Marubeni, in conjunction with partners including Obayashi, Kansai Electric and Chubu Electric, said they’ll proceed after agreeing undisclosed finance for the Akita Port and Noshiro Port projects totaling 140MW between them.

The two wind farms in Akita Prefecture are expected to start commercial operations in 2022, with initial work on onshore transmission infrastructure kicking off this month.

The projects were among those tendered by Akita in 2015 as part of a drive to spur development in the vicinity of Japan’s ports. No turbine supplier is specified for the developments, which will sell their electricity to Tohoku Electric under a 20-year PPA and use Noshiro as their base.

MUFG Bank, Mizuho Bank and Sumitomo Mitsui Banking Corporation led the project finance with participation from “multiple domestic and foreign financial institutions”, said Marubeni.

The timescale makes the Akita and Noshiro projects candidates to become the first commercial offshore wind operating in Japan. No turbine supplier is specified for the developments.

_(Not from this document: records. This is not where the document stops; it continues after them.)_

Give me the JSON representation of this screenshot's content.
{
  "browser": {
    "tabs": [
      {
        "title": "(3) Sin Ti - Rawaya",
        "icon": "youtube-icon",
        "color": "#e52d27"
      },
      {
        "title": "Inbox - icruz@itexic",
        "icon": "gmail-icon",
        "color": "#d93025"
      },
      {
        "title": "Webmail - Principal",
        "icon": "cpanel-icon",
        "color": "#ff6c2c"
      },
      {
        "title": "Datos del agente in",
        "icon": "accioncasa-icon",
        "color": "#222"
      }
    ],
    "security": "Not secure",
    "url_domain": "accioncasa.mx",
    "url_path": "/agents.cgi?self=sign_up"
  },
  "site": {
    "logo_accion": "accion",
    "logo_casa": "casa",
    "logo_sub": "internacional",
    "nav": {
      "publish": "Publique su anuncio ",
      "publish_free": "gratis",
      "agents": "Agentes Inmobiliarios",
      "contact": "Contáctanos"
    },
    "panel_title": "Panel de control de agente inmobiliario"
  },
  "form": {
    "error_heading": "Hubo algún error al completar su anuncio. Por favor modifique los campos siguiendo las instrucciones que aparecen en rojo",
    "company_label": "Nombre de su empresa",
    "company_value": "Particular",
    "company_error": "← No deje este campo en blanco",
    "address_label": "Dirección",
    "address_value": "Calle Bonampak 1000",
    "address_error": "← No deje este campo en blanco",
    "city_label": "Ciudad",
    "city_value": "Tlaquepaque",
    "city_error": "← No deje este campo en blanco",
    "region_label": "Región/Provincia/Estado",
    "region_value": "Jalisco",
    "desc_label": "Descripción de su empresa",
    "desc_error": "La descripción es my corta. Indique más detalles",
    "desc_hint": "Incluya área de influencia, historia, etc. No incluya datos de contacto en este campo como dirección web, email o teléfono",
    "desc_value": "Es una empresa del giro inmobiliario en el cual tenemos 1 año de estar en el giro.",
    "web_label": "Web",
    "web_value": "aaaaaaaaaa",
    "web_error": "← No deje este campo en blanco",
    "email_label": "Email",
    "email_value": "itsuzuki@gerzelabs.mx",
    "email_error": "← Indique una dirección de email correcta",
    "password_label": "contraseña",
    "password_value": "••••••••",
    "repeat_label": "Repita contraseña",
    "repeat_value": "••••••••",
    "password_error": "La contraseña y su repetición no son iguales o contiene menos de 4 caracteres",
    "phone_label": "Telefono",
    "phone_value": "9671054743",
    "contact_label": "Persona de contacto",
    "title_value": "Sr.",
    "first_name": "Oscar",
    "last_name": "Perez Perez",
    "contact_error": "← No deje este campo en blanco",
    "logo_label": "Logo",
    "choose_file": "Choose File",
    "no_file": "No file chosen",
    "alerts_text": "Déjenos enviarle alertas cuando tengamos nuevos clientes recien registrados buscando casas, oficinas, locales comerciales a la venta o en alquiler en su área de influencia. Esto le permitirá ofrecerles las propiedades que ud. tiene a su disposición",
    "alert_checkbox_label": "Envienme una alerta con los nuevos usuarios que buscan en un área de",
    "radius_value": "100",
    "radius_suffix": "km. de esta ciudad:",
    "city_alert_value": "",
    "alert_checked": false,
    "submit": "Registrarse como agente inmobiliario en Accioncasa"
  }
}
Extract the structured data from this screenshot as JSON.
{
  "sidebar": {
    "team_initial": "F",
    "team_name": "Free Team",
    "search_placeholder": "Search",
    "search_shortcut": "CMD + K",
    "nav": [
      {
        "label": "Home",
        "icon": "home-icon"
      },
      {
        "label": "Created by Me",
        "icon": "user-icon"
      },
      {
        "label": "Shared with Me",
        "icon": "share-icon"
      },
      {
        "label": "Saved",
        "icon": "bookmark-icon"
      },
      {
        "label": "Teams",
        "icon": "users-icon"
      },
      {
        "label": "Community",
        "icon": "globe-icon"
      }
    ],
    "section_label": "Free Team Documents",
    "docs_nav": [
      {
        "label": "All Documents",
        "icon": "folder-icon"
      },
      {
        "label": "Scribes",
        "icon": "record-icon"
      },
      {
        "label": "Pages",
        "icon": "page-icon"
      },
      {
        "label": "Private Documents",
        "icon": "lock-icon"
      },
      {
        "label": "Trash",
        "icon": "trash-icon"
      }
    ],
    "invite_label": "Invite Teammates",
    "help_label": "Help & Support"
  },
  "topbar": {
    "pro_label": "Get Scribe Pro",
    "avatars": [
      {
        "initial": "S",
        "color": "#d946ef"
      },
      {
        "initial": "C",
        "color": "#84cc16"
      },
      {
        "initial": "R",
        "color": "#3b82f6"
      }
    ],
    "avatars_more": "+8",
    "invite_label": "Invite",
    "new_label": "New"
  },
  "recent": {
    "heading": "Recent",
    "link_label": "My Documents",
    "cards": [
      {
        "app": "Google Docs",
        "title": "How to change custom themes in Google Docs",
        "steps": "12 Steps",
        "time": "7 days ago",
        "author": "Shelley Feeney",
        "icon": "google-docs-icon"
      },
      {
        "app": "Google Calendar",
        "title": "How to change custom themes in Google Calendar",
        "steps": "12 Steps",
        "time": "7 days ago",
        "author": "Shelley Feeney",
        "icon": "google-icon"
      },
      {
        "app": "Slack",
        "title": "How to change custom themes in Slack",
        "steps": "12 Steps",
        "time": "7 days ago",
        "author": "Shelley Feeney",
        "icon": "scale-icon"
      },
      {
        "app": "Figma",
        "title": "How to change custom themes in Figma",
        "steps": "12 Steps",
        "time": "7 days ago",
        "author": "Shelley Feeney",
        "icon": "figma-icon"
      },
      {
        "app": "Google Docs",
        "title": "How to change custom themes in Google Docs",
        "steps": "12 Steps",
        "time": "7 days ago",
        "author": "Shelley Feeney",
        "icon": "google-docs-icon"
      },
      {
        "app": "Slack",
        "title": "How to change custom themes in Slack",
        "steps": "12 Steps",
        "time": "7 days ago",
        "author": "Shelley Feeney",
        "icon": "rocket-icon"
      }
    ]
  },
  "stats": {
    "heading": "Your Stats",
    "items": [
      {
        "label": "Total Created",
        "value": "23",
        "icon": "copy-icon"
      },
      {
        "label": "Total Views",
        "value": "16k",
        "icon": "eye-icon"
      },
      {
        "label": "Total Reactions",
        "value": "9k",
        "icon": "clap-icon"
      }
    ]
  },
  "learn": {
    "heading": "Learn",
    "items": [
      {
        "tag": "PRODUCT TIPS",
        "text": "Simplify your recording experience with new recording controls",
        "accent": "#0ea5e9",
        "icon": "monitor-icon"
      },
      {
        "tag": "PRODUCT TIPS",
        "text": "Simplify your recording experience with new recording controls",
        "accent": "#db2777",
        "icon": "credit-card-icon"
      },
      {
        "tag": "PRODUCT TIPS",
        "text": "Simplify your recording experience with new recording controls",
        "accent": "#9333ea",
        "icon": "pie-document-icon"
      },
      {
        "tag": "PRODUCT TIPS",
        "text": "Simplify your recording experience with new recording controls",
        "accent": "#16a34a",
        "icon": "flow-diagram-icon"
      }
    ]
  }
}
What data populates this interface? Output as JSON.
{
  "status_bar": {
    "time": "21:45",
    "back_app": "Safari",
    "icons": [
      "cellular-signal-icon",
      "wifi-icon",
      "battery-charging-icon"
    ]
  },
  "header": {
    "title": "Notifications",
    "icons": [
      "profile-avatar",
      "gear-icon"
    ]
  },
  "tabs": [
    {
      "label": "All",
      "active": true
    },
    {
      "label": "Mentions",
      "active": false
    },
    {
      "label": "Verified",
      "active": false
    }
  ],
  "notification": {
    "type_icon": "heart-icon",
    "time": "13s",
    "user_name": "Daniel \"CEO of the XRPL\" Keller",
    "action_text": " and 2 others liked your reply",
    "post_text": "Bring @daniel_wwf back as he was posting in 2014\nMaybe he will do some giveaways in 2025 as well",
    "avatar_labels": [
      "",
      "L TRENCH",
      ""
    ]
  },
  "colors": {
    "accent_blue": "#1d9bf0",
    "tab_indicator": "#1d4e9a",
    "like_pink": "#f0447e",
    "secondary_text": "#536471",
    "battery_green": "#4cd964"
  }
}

They join the 220MW Hibikinada project off Kitakyushu City on Kyushu in southern Japan, which is also potentially online in 2022 and has lined up MHI Vestas to supply its 9.5MW turbines.

With first auctions expected later this year, the ports projects are precursors to a decisive leap into offshore wind that is set to make Japan among the most important of the next wave of new markets to emerge after Taiwan and the US.

Japan’s parliament in 2019 passed legislation clearing the way for first offshore wind tenders to take place this year to underpin long-term development of the sector, while the government has set a 10GW wind target (onshore and offshore combined) for 2030.

Gunnar Herzig, managing director of global offshore wind advocacy body World Forum Offshore Wind, told Recharge: “This impressive development not only shows how quickly things can move in the offshore wind industry once the regulatory framework is in place, but also how Japan as an industrial powerhouse has all the stakeholders needed (utilities, construction firms, financial institutions) to successfully create a flourishing offshore wind market.”

Asia Wind Energy Association board member Edgare Kerkwijk added: “It is interesting to see Marubeni, one of the largest potential players in the offshore wind sector in Japan, has chosen the path of entering construction on the basis of a bilateral power purchase agreements (PPA) before the start of the official auction process. We are most likely to see some other players follow the same path.

“This could result in two different groups chasing the offshore wind dream in Japan: one group that will participate in the official auction and one group that will look at bilateral PPA to kick start their projects.

“I will be interesting to see the government’s feedback as the appetite of the industry is significant higher than the government’s initial plans, that is, its first auction.”